Townhomes and condominiums are becoming more and more popular in Southern California because of the extremely expensive price of our land. Land is so expensive here that it usually makes more economic sense from a developer’s point of view, where zoning allows for it, to put more than one housing unit on a particular parcel of land.
What we know as townhomes and condominiums are both legally called condominiums, but in our area we have generally evolved into using the vernacular terms condominium to mean a single level unit, similar to an apartment unit, in a large building where there are usually units above, below and on each side of the unit, and townhome to mean a multi-story unit. Townhomes can be either attached, which share some common walls, or the more popular detached, which look and feel very much like single-family homes. Detached townhomes sometimes are as large as 4000 square feet!
One thing that sets the purchase of any common interest property apart from a Single-Family Residence (SFR) purchase is the Home Owners Association (HOA) and its’ associated fees, rules, bylaws, etc. All planned unit development properties must have home owners associations and they must have regular meetings, elect officers, have a budget, keep financial records, and generally take care of the common business of the property.
In a small two unit property, this can consist of Owner A and Owner B having a beer together once a year and agreeing to pay for the gardener each month and paint the fence this year. However, in a large complex, these meetings can become quite political, which can be quite upsetting for the individualists among us. The bylaws of the association determine things like what kind of pets (if any) people can have, where cars can be parked, what colors people can paint , where you can hang your laundry, sometimes even what kind of window coverings face outwards. When buying into such a complex, be sure to read the rules carefully to be sure you can abide by them — saying “I didn’t know” is not an excuse, and the association does have the right to impose penalties and to force you legally to comply with the rules of the HOA.
HOA fees can also vary widely. Although these fees generally cover the fire insurance that you would otherwise pay as an SFR homeowner and often cover things like water and trash, they typically do not cover insurance for your personal property inside your unit — be sure to get clarification on this and get a separate policy similar to renters insurance if needed. Typically, complexes with pools, while lovely, will have much higher monthly HOA fees because of the increased liability insurance that the HOA must carry due to the risk of someone drowning. .If you are not really going to use the pool much, it might be better to keep looking for another unit in a complex without these amenities.

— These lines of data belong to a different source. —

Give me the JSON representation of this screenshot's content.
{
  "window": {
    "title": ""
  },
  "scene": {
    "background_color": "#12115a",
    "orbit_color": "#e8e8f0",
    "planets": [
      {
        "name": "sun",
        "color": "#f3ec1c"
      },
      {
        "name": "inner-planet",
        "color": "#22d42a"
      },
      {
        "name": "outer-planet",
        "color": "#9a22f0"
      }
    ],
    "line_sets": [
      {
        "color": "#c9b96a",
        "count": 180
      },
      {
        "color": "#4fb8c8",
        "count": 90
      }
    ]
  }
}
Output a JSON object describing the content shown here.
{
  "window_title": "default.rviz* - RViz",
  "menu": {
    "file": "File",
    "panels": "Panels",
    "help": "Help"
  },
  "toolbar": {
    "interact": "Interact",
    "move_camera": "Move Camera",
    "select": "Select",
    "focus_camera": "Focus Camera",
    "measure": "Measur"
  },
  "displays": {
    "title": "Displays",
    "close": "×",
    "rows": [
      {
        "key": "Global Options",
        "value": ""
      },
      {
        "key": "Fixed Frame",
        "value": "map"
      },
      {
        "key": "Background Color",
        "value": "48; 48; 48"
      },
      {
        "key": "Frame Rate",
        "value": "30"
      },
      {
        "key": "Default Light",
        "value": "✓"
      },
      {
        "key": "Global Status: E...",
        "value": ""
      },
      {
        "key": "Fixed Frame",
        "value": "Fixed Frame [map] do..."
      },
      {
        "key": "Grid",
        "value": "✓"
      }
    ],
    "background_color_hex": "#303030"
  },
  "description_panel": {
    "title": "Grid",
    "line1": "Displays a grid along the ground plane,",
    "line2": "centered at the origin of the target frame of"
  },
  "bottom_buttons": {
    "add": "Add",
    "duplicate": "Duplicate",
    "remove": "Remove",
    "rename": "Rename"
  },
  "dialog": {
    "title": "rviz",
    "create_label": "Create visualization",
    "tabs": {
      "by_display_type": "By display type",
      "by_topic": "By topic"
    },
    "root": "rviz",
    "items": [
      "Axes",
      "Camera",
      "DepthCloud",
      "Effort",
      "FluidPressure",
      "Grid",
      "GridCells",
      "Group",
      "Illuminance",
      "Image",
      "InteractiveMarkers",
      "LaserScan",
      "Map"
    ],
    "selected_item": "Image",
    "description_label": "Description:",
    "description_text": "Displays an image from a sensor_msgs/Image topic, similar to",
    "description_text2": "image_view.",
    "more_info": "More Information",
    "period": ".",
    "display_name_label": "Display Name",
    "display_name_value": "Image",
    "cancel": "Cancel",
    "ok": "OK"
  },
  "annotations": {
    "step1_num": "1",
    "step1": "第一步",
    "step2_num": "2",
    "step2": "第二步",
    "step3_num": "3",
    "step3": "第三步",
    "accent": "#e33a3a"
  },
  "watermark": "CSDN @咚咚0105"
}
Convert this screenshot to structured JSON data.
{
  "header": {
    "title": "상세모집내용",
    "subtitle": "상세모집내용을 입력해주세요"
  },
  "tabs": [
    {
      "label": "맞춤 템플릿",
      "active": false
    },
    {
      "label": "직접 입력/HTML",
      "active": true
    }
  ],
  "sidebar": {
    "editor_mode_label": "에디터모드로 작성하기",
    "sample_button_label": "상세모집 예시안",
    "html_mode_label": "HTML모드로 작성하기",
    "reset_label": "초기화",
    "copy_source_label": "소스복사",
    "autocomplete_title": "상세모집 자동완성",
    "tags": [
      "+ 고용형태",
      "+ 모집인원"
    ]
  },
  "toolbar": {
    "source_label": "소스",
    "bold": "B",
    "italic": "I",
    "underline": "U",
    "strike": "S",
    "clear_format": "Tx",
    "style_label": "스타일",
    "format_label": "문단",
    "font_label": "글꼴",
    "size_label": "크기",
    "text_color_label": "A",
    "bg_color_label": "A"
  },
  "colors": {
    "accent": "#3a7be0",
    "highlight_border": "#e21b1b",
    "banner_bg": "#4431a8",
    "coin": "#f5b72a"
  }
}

Another item to investigate when buying into a planned unit development is the cash reserves and past minutes of the association. Do the minutes keep mentioning the need for a new roof but the cash reserves are pitifully low? You can bet that there will be a special assessment to each unit and you, as the new Buyer, will be expected to cough up a big chunk of change. Use these facts to negotiate and be sure that the Sellers pay their fair share as a credit towards the upcoming roof repair. The minutes can also help tell you whether this association is well run and friendly or fractious and argumentative. If all the minutes show things like “Mr. Z was again chastized for failing to pick up his newspaper by 5:30 p.m.” you might want to reconsider if this is the place for you!
For more information on townhomes/condominiums or any other area of real estate, please don’t hesitate to call me at 310-418-5353!